Wednesday, July 6, 2011

Small Blues, Scup Invade Bay

I knew I was in for bluefish as I waded into the waters around mid Bay yesterday evening. Right in front of me an osprey dove down and came up with a foot long bluefish. That was to be the introduction to a night of pesty blues followed by more surprises.
Oh, the blues were around. I would say a skinny plastic offering might last three casts before it was cut in half. So, I put the expensive plastics away and fished with more durable small bucktail jigs. They would not take a popper. I did land about a dozen small bluefish on the bucktail jig that measured from a foot long to about 20 inches.
However, the surprise of the night was the number of scup that I landed. The place was also infested with good sized scup that continued to hit after dark. By sunset, I had no hair left on the bucktail jig and I just went with a plastic grub tail. The blues and scup would rip the tail apart until I had a little white chunk of plastic left on the hook. Guess what, the scup were whacking that. I landed about 20 scup, all legal, up to 14 inches. It was the first time I have ever run into big numbers of these way up in the Bay. After you think you've seen it all, another surprise often comes your way. Tonight it was the scup.

Tuesday, July 5, 2011

July and August.....Dealing with Two Tough Months

We are entering the toughest part of the season. July and August are particularly difficult for the shore fisherman. The water is warm and there is lots of activity around like swimmers, boaters, surfers, jet skiers, etc. that will disrupt your fishing. Couple that with the usual lack of bait in the summertime and it spells difficult fishing.
For those who fish the shore during these months here are a few tips that might lead to some good fishing:
1. Fish deep water dropoffs where the water is cooler. Places like Newport and Jamestown are good locations that might produce.
2. Fish the cooler times. That means evening, nighttime and early morning. Rainy and cloudy days might also work. For those who can stay up real late, the late night hours can be the most productive.
3. Get into moving water.
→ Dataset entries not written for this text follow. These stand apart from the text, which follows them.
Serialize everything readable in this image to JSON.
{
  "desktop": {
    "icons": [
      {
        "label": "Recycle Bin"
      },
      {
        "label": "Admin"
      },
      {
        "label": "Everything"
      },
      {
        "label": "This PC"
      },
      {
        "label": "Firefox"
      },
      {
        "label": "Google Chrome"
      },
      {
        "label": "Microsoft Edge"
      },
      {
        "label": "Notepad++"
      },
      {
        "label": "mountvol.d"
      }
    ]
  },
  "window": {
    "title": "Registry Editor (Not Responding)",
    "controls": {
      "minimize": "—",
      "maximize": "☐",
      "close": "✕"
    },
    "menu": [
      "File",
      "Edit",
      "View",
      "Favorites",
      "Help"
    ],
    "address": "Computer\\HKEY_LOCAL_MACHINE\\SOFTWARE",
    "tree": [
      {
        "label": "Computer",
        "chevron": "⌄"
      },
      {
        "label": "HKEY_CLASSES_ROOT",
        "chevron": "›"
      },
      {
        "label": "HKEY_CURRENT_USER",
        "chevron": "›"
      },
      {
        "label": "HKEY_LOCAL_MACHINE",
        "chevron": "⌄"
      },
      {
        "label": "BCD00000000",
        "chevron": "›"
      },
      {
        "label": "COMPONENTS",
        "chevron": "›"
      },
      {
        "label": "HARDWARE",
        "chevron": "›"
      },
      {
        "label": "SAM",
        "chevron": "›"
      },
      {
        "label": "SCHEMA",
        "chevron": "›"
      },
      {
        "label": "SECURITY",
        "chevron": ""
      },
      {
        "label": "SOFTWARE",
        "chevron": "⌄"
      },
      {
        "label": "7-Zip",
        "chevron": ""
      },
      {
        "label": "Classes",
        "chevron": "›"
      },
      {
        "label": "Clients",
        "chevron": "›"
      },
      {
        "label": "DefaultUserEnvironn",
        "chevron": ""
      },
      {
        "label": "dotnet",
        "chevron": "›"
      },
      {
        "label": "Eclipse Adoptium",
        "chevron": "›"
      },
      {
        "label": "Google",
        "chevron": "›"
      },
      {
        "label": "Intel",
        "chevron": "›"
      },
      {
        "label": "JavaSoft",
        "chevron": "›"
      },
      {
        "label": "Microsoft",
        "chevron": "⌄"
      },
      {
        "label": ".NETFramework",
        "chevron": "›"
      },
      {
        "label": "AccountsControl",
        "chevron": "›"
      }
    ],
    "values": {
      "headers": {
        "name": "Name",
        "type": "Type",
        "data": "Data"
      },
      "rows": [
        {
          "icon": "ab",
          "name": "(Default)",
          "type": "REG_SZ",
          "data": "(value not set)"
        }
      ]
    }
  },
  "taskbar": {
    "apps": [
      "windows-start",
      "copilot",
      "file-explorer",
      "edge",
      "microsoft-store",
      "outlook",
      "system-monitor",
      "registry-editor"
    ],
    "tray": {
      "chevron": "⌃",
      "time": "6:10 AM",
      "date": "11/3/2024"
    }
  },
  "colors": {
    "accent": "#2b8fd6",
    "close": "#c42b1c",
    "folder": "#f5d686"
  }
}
If you can stand the crowds at the Cape Cod Canal, this place is a good bet even in daytime in the dead of summer.
4. Lack of stripers? Think about fishing for fluke and scup. These fish are sometimes abundant along the oceanfront in the summertime.
5. Bait can produce when the fish turn finicky. I've seen bottom fishermen using clams, chunks of menhaden and mole crabs do real well in the summer when plug fishermen can't even get a sniff.
6. Lower your expectations. In places where you could catch 3 or 4 fish an outing back in May and June, you may have to settle for zero, one or two fish.

Saturday, July 2, 2011

June Turns Out Better than Expected

The month of June turned out to be better than expected for me. It was a month in which I landed 67 stripers and 6 bluefish from the shore. In past posts I have been comparing the present month to 2007. Well, back in 2007 I landed 86 stripers and 11 bluefish in June. If you adhere to the theory that the present day striper population is down 60 % from five years ago (and I do believe that to be true), then this June was not all that bad. In recent months, my numbers had been down 50-60 % but for this month they were down only about 20% from four years ago. In addition, a good number of my fish were small keepers, once again proving that keepers are around in decent numbers. So, I have to sum it up by saying June was better than expected. Hopefully, this trend will continue.

One explanation I have for the improved fishing is the fact that this June was one of the coolest on record, and I think that cool weather kept the fish active, especially in Narragansett Bay where I have been concentrating my efforts.